5 Storage Surprises AWS CEO Andy Jassy Launched At His re:Invent Keynote
In his keynote Wednesday, AWS CEO Andy Jassy dived into some new storage offerings that the cloud leader launched at its flagship re:Invent conference to give customers more flexibility in how they keep, manage, move and access their data.
Those include a new tier of ultra-cold storage that AWS hopes will finally motivate customers to abandon on-premises tape systems.
AWS is also making it easier to store data for Windows workloads and those that need compute-intensive resources.
"We have a lot of storage classes, but we're not close to being done," Jassy said.
Just before re:Invent kicked-off, AWS launched a new storage class called S3 Intelligent-Tiering.
That storage option uses artificial intelligence to help customers select the most-efficient storage tiers for their needs. Machine learning algorithms evaluate customers' unique storage access patterns, and moves objects to colder or warmer tiers accordingly, delivering significant savings without any manual management.
Cold, Cold Storage
"We have customers with gobs of data," Jassy said.
Much of that data is accessed even less frequently than what is typically stored in AWS Glacier cold storage. Most of it is sitting on-premises in difficult-to-maintain and degrading tape archives.
Coming in early 2019, AWS will seek to encourage migrations with a new storage class called Glacier Deep Archive, which delivers the lowest-cost storage in the cloud, Jassy said.
"This means you no longer have to manage tape," he told re:Invent attendees.
Glacier Deep Archive will offer eleven nines of durability, and recovery within hours for customers that choose to extricate some of that data to run analytics and machine learning on it.
The new storage service costs 99 cents per terabyte per month—one quarter of the cost of Glacier cold storage.
"You have to be out of your mind to manage your own tape moving forward," Jassy said.
Windows File Storage
AWS has a lot of customers that have been clamoring to see its Elastic File System (EFS) storage optimized for Windows workloads in addition to Linux ones, Jassy said.
"Windows has been losing share to Linux pretty consistently," the AWS CEO noted, but there are still many customers that need to use the Windows file system.

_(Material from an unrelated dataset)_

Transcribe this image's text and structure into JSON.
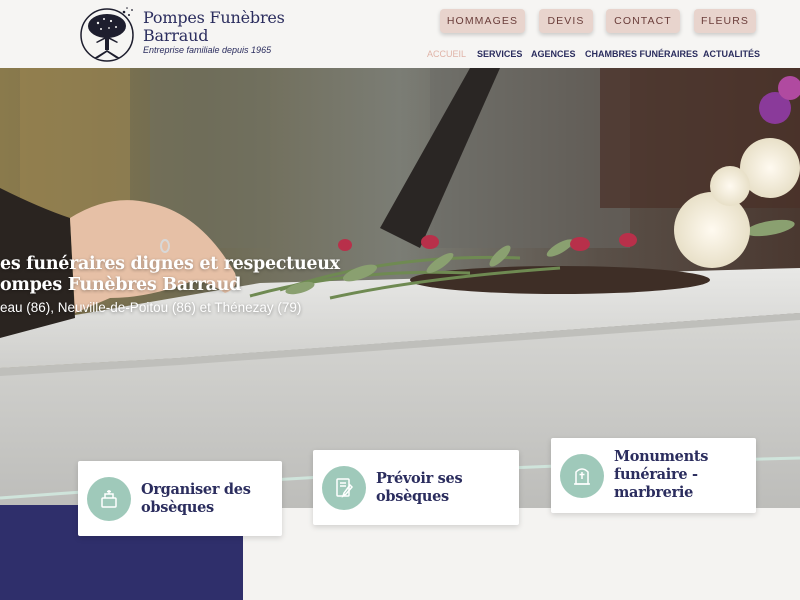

To that end, AWS is launching Amazon FSx for Windows File Server, a fully managed Windows file system.
Urged on by customers, Amazon took the more-difficult road and built that file system natively, ensuring it's fully compatible with Active Directory, Windows Explorer, and Windows Access Controller.
The managed service delivers 10s of GBs throughput with sub-millisecond latencies.
High Performance Computing Storage
Lustre, a file system used for large computing clusters, is difficult to manage for High Performance Computing (HPC) workloads, Jassy said.
To ease those challenges, AWS is launching FSx for Lustre, a fully managed file system for HPC workloads.
The file system "handles that very demanding set of performance characteristics," Jassy said, like high throughput, low latency, and high IOPS.
Jassy noted that just before re:Invent, AWS launched new services for shuttling data between on-premises storage solutions and Amazon's cloud.
DataSync is a network-accelerated data transfer service that automates data transfers between on-premises systems and Amazon S3 or EFS.
And for customers still reliant on FTP for moving data into the cloud, Jassy presented AWS Transfer for SFTP, delivering a fully managed service for using the Secure File Transfer Protocol.